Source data
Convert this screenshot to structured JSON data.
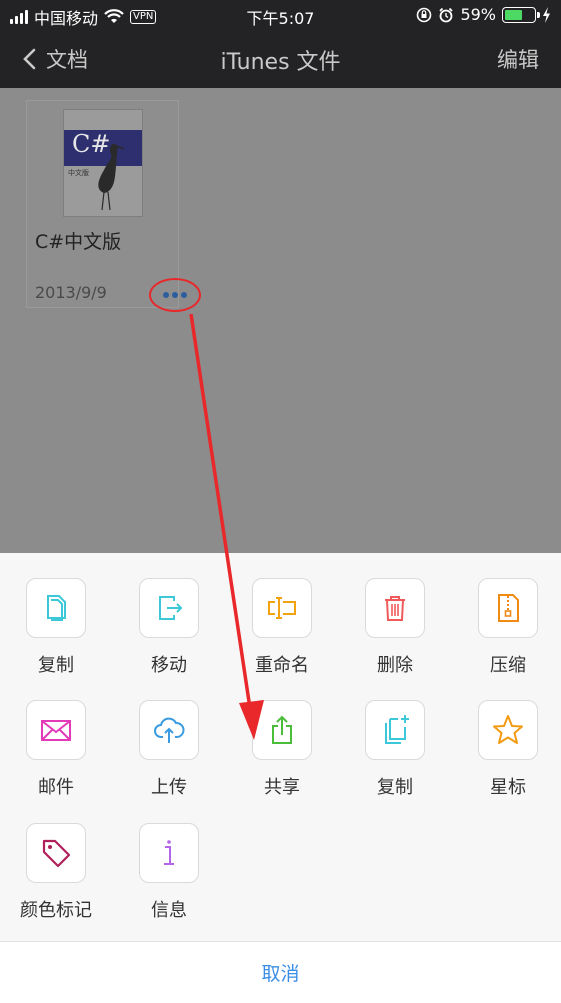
{
  "status_bar": {
    "carrier": "中国移动",
    "vpn": "VPN",
    "time": "下午5:07",
    "battery": "59%",
    "battery_level": 0.59
  },
  "nav": {
    "back_label": "文档",
    "title": "iTunes 文件",
    "edit_label": "编辑"
  },
  "file": {
    "thumb_title": "C#",
    "thumb_sub": "中文版",
    "name": "C#中文版",
    "date": "2013/9/9"
  },
  "actions": [
    {
      "label": "复制",
      "icon": "copy-icon"
    },
    {
      "label": "移动",
      "icon": "move-icon"
    },
    {
      "label": "重命名",
      "icon": "rename-icon"
    },
    {
      "label": "删除",
      "icon": "trash-icon"
    },
    {
      "label": "压缩",
      "icon": "zip-icon"
    },
    {
      "label": "邮件",
      "icon": "mail-icon"
    },
    {
      "label": "上传",
      "icon": "cloud-upload-icon"
    },
    {
      "label": "共享",
      "icon": "share-icon"
    },
    {
      "label": "复制",
      "icon": "duplicate-icon"
    },
    {
      "label": "星标",
      "icon": "star-icon"
    },
    {
      "label": "颜色标记",
      "icon": "tag-icon"
    },
    {
      "label": "信息",
      "icon": "info-icon"
    }
  ],
  "cancel_label": "取消",
  "colors": {
    "accent": "#3a8ee6",
    "annotation": "#e8282a",
    "copy": "#3cc8d8",
    "rename": "#f2a20e",
    "delete": "#f05a5a",
    "zip": "#f08a12",
    "mail": "#e23ab9",
    "share": "#4cbd3a",
    "star": "#f29a12",
    "tag": "#b0205a",
    "info": "#b464e8"
  }
}
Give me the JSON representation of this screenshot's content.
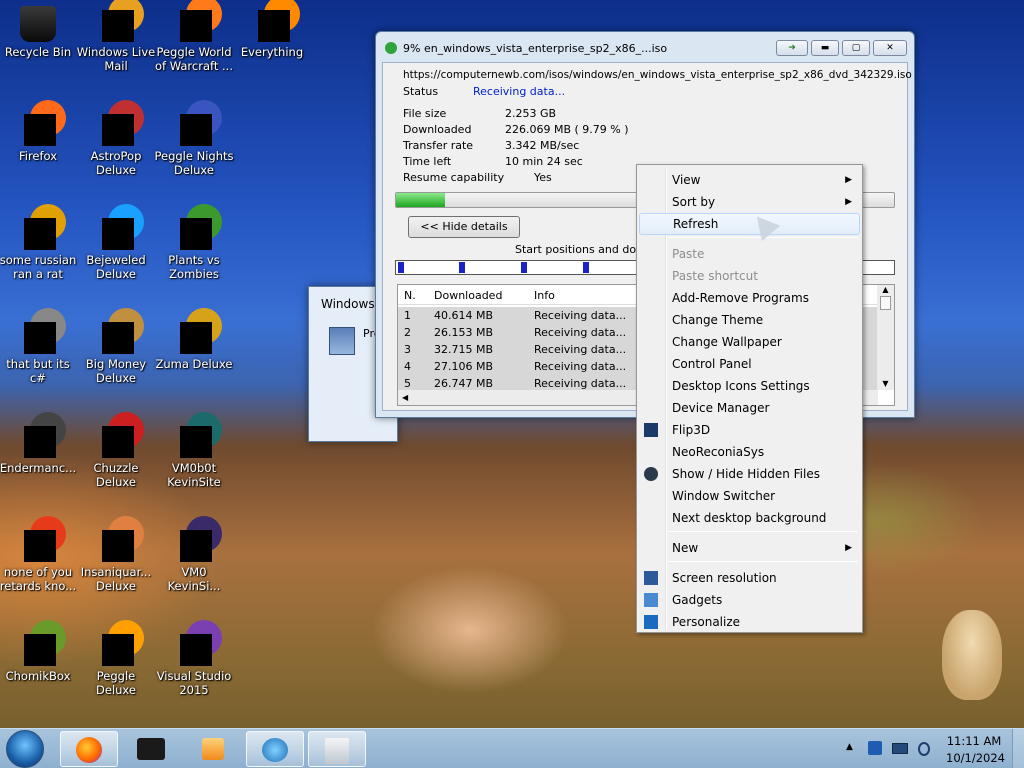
{
  "desktop_icons": [
    {
      "label": "Recycle Bin",
      "icon": "recycle-bin-icon"
    },
    {
      "label": "Windows Live\nMail",
      "icon": "mail-icon"
    },
    {
      "label": "Peggle World\nof Warcraft ...",
      "icon": "peggle-icon"
    },
    {
      "label": "Everything",
      "icon": "search-icon"
    },
    {
      "label": "Firefox",
      "icon": "firefox-icon"
    },
    {
      "label": "AstroPop\nDeluxe",
      "icon": "game-icon"
    },
    {
      "label": "Peggle Nights\nDeluxe",
      "icon": "peggle-icon"
    },
    {
      "label": "some russian\nran a rat",
      "icon": "app-icon"
    },
    {
      "label": "Bejeweled\nDeluxe",
      "icon": "gem-icon"
    },
    {
      "label": "Plants vs\nZombies",
      "icon": "game-icon"
    },
    {
      "label": "that but its c#",
      "icon": "app-icon"
    },
    {
      "label": "Big Money\nDeluxe",
      "icon": "game-icon"
    },
    {
      "label": "Zuma Deluxe",
      "icon": "game-icon"
    },
    {
      "label": "Endermanc...",
      "icon": "app-icon"
    },
    {
      "label": "Chuzzle\nDeluxe",
      "icon": "game-icon"
    },
    {
      "label": "VM0b0t\nKevinSite",
      "icon": "vm-icon"
    },
    {
      "label": "none of you\nretards kno...",
      "icon": "app-icon"
    },
    {
      "label": "Insaniquar...\nDeluxe",
      "icon": "game-icon"
    },
    {
      "label": "VM0\nKevinSi...",
      "icon": "vm-icon"
    },
    {
      "label": "ChomikBox",
      "icon": "app-icon"
    },
    {
      "label": "Peggle Deluxe",
      "icon": "peggle-icon"
    },
    {
      "label": "Visual Studio\n2015",
      "icon": "visual-studio-icon"
    }
  ],
  "behind_window": {
    "title": "Windows I",
    "text": "Pre"
  },
  "download": {
    "title": "9% en_windows_vista_enterprise_sp2_x86_...iso",
    "url": "https://computernewb.com/isos/windows/en_windows_vista_enterprise_sp2_x86_dvd_342329.iso",
    "status_label": "Status",
    "status_value": "Receiving data...",
    "fields": [
      {
        "label": "File size",
        "value": "2.253  GB"
      },
      {
        "label": "Downloaded",
        "value": "226.069  MB  ( 9.79 % )"
      },
      {
        "label": "Transfer rate",
        "value": "3.342  MB/sec"
      },
      {
        "label": "Time left",
        "value": "10 min 24 sec"
      },
      {
        "label": "Resume capability",
        "value": "Yes"
      }
    ],
    "progress": 0.0979,
    "hide_details": "<< Hide details",
    "start_positions": "Start positions and downl",
    "columns": [
      "N.",
      "Downloaded",
      "Info"
    ],
    "rows": [
      {
        "n": "1",
        "dl": "40.614  MB",
        "info": "Receiving data..."
      },
      {
        "n": "2",
        "dl": "26.153  MB",
        "info": "Receiving data..."
      },
      {
        "n": "3",
        "dl": "32.715  MB",
        "info": "Receiving data..."
      },
      {
        "n": "4",
        "dl": "27.106  MB",
        "info": "Receiving data..."
      },
      {
        "n": "5",
        "dl": "26.747  MB",
        "info": "Receiving data..."
      }
    ]
  },
  "context_menu": {
    "items": [
      {
        "label": "View",
        "submenu": true
      },
      {
        "label": "Sort by",
        "submenu": true
      },
      {
        "label": "Refresh",
        "highlight": true
      },
      {
        "label": "Paste",
        "disabled": true
      },
      {
        "label": "Paste shortcut",
        "disabled": true
      },
      {
        "label": "Add-Remove Programs"
      },
      {
        "label": "Change Theme"
      },
      {
        "label": "Change Wallpaper"
      },
      {
        "label": "Control Panel"
      },
      {
        "label": "Desktop Icons Settings"
      },
      {
        "label": "Device Manager"
      },
      {
        "label": "Flip3D",
        "icon": "flip3d-icon"
      },
      {
        "label": "NeoReconiaSys"
      },
      {
        "label": "Show / Hide Hidden Files",
        "icon": "globe-icon"
      },
      {
        "label": "Window Switcher"
      },
      {
        "label": "Next desktop background"
      },
      {
        "label": "New",
        "submenu": true
      },
      {
        "label": "Screen resolution",
        "icon": "monitor-icon"
      },
      {
        "label": "Gadgets",
        "icon": "gadgets-icon"
      },
      {
        "label": "Personalize",
        "icon": "personalize-icon"
      }
    ]
  },
  "taskbar": {
    "apps": [
      "start-orb-icon",
      "firefox-icon",
      "idm-tray-icon",
      "media-player-icon",
      "idm-icon",
      "explorer-icon"
    ],
    "time": "11:11 AM",
    "date": "10/1/2024"
  },
  "colors": {
    "accent": "#3b6fc4",
    "progress": "#1fa61f",
    "status": "#0022cc"
  }
}
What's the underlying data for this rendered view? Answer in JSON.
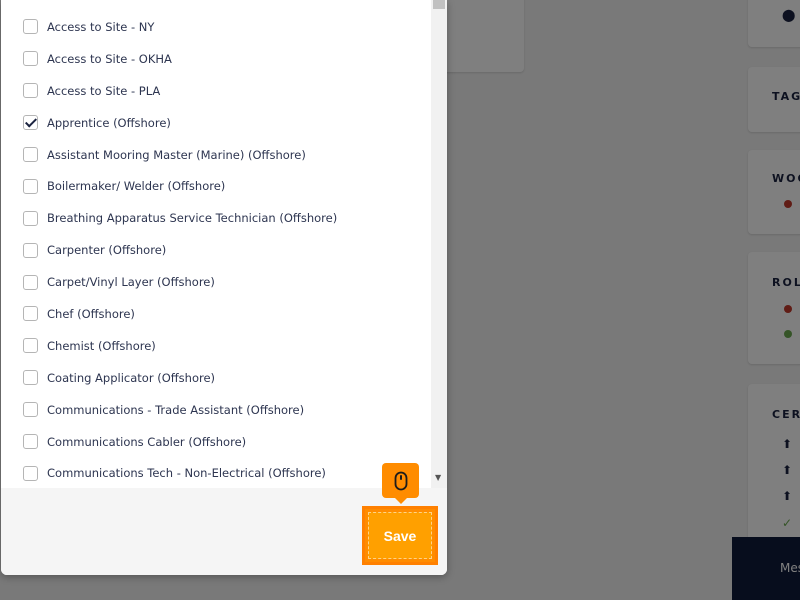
{
  "checklist": {
    "items": [
      {
        "label": "Access to Site - NY",
        "checked": false
      },
      {
        "label": "Access to Site - OKHA",
        "checked": false
      },
      {
        "label": "Access to Site - PLA",
        "checked": false
      },
      {
        "label": "Apprentice (Offshore)",
        "checked": true
      },
      {
        "label": "Assistant Mooring Master (Marine) (Offshore)",
        "checked": false
      },
      {
        "label": "Boilermaker/ Welder (Offshore)",
        "checked": false
      },
      {
        "label": "Breathing Apparatus Service Technician (Offshore)",
        "checked": false
      },
      {
        "label": "Carpenter (Offshore)",
        "checked": false
      },
      {
        "label": "Carpet/Vinyl Layer (Offshore)",
        "checked": false
      },
      {
        "label": "Chef (Offshore)",
        "checked": false
      },
      {
        "label": "Chemist (Offshore)",
        "checked": false
      },
      {
        "label": "Coating Applicator (Offshore)",
        "checked": false
      },
      {
        "label": "Communications - Trade Assistant (Offshore)",
        "checked": false
      },
      {
        "label": "Communications Cabler (Offshore)",
        "checked": false
      },
      {
        "label": "Communications Tech - Non-Electrical (Offshore)",
        "checked": false
      }
    ]
  },
  "modal": {
    "save_label": "Save"
  },
  "background": {
    "card_titles": [
      "TAG",
      "WOO",
      "ROL",
      "CER"
    ],
    "bottom_bar_label": "Mes"
  },
  "colors": {
    "save": "#ffa000",
    "highlight": "#ff8c00",
    "navy": "#1b2340"
  },
  "icons": {
    "tooltip": "mouse-icon",
    "scroll": "chevron-down-icon",
    "upload": "upload-icon",
    "check": "check-icon",
    "pin": "location-pin-icon"
  }
}
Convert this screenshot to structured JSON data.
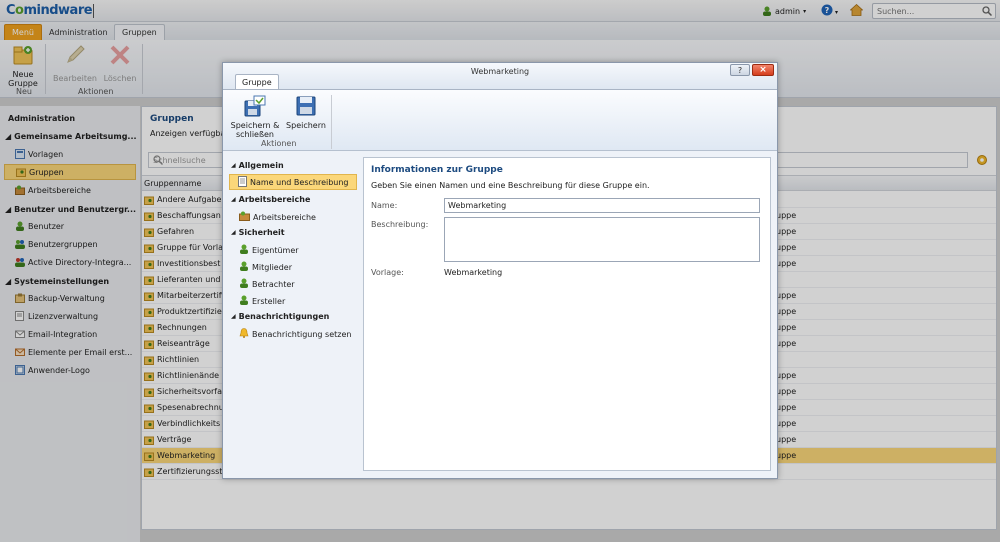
{
  "app": {
    "logo": "Comindware"
  },
  "topbar": {
    "user": "admin",
    "search_placeholder": "Suchen..."
  },
  "tabs": [
    {
      "label": "Menü"
    },
    {
      "label": "Administration"
    },
    {
      "label": "Gruppen"
    }
  ],
  "ribbon": {
    "new_label": "Neue Gruppe",
    "edit_label": "Bearbeiten",
    "delete_label": "Löschen",
    "group_new": "Neu",
    "group_actions": "Aktionen"
  },
  "sidebar": {
    "title": "Administration",
    "items": [
      {
        "label": "Gemeinsame Arbeitsumg...",
        "section": true
      },
      {
        "label": "Vorlagen"
      },
      {
        "label": "Gruppen",
        "active": true
      },
      {
        "label": "Arbeitsbereiche"
      },
      {
        "label": "Benutzer und Benutzergr...",
        "section": true
      },
      {
        "label": "Benutzer"
      },
      {
        "label": "Benutzergruppen"
      },
      {
        "label": "Active Directory-Integra..."
      },
      {
        "label": "Systemeinstellungen",
        "section": true
      },
      {
        "label": "Backup-Verwaltung"
      },
      {
        "label": "Lizenzverwaltung"
      },
      {
        "label": "Email-Integration"
      },
      {
        "label": "Elemente per Email erst..."
      },
      {
        "label": "Anwender-Logo"
      }
    ]
  },
  "main": {
    "title": "Gruppen",
    "subtitle": "Anzeigen verfügba",
    "filter_placeholder": "Schnellsuche",
    "column_header": "Gruppenname",
    "rows": [
      {
        "name": "Andere Aufgabe",
        "right": ""
      },
      {
        "name": "Beschaffungsan",
        "right": "uppe"
      },
      {
        "name": "Gefahren",
        "right": "uppe"
      },
      {
        "name": "Gruppe für Vorla",
        "right": "uppe"
      },
      {
        "name": "Investitionsbest",
        "right": "uppe"
      },
      {
        "name": "Lieferanten und",
        "right": ""
      },
      {
        "name": "Mitarbeiterzertifi",
        "right": "uppe"
      },
      {
        "name": "Produktzertifizie",
        "right": "uppe"
      },
      {
        "name": "Rechnungen",
        "right": "uppe"
      },
      {
        "name": "Reiseanträge",
        "right": "uppe"
      },
      {
        "name": "Richtlinien",
        "right": ""
      },
      {
        "name": "Richtlinienände",
        "right": "uppe"
      },
      {
        "name": "Sicherheitsvorfa",
        "right": "uppe"
      },
      {
        "name": "Spesenabrechnu",
        "right": "uppe"
      },
      {
        "name": "Verbindlichkeits",
        "right": "uppe"
      },
      {
        "name": "Verträge",
        "right": "uppe"
      },
      {
        "name": "Webmarketing",
        "right": "uppe",
        "selected": true
      },
      {
        "name": "Zertifizierungsst",
        "right": ""
      }
    ]
  },
  "dialog": {
    "title": "Webmarketing",
    "tab": "Gruppe",
    "help": "?",
    "close": "×",
    "save_close_label": "Speichern & schließen",
    "save_label": "Speichern",
    "actions_label": "Aktionen",
    "nav": {
      "allgemein": "Allgemein",
      "name_desc": "Name und Beschreibung",
      "arbeitsbereiche_sec": "Arbeitsbereiche",
      "arbeitsbereiche": "Arbeitsbereiche",
      "sicherheit": "Sicherheit",
      "eigentuemer": "Eigentümer",
      "mitglieder": "Mitglieder",
      "betrachter": "Betrachter",
      "ersteller": "Ersteller",
      "benachrichtigungen": "Benachrichtigungen",
      "benachrichtigung_setzen": "Benachrichtigung setzen"
    },
    "content": {
      "title": "Informationen zur Gruppe",
      "description": "Geben Sie einen Namen und eine Beschreibung für diese Gruppe ein.",
      "name_label": "Name:",
      "name_value": "Webmarketing",
      "desc_label": "Beschreibung:",
      "desc_value": "",
      "template_label": "Vorlage:",
      "template_value": "Webmarketing"
    }
  }
}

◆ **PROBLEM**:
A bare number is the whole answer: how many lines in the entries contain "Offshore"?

◆ **ANSWER TO THIS PROBLEM**:
12